Records for the exercise -
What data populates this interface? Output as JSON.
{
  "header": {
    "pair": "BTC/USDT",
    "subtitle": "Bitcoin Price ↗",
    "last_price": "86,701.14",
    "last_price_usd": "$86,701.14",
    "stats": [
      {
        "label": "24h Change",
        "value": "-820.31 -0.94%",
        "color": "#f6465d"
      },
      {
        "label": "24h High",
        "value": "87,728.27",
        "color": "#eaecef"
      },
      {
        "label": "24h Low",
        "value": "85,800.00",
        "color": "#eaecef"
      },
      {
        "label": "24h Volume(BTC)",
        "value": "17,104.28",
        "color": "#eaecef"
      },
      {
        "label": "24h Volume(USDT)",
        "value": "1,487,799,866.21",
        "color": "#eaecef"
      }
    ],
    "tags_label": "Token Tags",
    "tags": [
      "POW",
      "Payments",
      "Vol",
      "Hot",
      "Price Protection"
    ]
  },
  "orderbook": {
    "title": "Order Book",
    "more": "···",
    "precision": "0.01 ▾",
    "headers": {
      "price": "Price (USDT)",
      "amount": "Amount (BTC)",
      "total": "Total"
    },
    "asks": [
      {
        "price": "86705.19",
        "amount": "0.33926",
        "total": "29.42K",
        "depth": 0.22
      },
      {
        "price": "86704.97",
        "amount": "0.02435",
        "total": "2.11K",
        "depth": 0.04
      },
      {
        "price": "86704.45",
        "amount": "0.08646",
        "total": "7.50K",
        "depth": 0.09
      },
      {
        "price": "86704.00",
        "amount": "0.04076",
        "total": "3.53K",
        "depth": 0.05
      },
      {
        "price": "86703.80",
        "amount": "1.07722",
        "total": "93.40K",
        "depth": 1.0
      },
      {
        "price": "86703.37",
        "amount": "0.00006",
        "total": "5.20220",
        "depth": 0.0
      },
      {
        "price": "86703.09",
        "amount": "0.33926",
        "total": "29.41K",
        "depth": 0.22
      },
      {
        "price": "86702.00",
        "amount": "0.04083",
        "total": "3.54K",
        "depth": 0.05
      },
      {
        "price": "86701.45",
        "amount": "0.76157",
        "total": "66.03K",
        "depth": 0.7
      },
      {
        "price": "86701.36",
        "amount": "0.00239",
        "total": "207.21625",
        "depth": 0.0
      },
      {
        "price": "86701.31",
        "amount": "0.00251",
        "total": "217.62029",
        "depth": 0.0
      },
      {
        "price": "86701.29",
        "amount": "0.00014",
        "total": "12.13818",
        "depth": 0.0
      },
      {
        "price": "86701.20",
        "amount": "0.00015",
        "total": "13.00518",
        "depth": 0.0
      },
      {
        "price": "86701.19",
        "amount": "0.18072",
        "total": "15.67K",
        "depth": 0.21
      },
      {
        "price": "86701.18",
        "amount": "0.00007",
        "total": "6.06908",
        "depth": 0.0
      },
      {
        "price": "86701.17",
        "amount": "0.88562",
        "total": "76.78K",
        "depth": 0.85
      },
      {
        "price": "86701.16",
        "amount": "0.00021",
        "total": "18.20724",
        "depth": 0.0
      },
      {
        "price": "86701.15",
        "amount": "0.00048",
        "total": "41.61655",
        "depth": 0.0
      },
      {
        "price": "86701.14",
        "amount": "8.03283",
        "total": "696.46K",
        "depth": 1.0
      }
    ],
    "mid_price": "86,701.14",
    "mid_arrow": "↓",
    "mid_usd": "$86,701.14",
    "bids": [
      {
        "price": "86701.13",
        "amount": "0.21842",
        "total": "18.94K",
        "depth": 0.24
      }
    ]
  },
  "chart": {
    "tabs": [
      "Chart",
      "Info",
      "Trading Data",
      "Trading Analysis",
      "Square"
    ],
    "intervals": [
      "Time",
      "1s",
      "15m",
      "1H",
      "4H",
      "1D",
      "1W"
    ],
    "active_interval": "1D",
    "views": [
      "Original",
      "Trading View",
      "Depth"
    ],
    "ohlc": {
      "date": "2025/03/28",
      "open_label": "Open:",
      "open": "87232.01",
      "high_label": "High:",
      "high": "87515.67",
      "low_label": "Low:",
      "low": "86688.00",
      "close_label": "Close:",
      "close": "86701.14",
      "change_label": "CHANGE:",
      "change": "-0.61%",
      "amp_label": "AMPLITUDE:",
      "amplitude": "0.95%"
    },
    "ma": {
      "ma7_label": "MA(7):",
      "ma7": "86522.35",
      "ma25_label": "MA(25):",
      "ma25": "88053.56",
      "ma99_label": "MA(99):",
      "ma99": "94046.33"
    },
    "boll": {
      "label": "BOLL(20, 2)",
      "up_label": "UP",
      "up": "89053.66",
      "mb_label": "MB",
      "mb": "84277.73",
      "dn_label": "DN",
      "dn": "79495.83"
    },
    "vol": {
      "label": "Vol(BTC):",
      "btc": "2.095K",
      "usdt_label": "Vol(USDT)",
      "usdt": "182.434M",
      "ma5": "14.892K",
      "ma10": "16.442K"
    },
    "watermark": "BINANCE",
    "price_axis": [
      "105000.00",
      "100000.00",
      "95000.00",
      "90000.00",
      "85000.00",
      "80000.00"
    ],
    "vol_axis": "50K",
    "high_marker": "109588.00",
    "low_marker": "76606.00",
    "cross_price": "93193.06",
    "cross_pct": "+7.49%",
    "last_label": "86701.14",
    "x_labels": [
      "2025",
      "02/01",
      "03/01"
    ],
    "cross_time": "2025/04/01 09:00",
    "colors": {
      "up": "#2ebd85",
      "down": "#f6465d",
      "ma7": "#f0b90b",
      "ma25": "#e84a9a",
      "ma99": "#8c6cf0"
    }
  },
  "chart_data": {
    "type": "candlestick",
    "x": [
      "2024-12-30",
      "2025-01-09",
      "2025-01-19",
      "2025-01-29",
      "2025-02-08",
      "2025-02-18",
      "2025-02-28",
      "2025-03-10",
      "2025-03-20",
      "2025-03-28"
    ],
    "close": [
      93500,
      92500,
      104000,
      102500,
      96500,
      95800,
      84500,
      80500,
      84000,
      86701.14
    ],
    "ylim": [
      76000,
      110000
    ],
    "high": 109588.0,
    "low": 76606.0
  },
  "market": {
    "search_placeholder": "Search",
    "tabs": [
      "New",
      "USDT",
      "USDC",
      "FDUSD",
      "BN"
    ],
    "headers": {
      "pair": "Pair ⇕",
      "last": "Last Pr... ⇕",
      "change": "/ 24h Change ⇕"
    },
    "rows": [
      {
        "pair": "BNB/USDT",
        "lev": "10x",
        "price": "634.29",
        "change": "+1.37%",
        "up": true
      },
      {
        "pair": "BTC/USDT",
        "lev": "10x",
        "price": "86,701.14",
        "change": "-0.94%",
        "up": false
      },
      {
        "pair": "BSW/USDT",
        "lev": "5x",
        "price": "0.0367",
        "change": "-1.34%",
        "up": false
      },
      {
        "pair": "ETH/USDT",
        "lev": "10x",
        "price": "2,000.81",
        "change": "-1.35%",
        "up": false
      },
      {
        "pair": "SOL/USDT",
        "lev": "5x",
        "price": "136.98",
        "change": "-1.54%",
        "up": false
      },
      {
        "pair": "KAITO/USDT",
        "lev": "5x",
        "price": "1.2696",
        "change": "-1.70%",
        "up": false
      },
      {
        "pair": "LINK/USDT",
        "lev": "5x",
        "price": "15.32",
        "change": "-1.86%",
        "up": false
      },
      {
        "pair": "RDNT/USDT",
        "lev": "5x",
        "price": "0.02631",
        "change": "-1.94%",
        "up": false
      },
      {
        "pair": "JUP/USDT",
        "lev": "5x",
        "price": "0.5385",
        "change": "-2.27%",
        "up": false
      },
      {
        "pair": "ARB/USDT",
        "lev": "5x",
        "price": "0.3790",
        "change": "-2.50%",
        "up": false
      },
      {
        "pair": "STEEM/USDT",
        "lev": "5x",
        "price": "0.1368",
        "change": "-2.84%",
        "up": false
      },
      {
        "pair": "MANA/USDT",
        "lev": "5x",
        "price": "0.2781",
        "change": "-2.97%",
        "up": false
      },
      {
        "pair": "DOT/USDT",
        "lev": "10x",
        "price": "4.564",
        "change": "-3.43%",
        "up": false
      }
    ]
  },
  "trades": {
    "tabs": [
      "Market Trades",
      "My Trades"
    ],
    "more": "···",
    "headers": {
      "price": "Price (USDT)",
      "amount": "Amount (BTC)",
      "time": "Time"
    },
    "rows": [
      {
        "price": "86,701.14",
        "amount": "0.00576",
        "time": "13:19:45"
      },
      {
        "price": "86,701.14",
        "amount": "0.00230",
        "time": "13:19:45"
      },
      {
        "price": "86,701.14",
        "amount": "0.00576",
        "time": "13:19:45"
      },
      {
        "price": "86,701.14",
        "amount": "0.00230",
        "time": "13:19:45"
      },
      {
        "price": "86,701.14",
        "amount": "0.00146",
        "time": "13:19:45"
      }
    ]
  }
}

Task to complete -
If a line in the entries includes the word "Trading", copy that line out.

Answer space -
      "Trading Data",
      "Trading Analysis",
      "Trading View",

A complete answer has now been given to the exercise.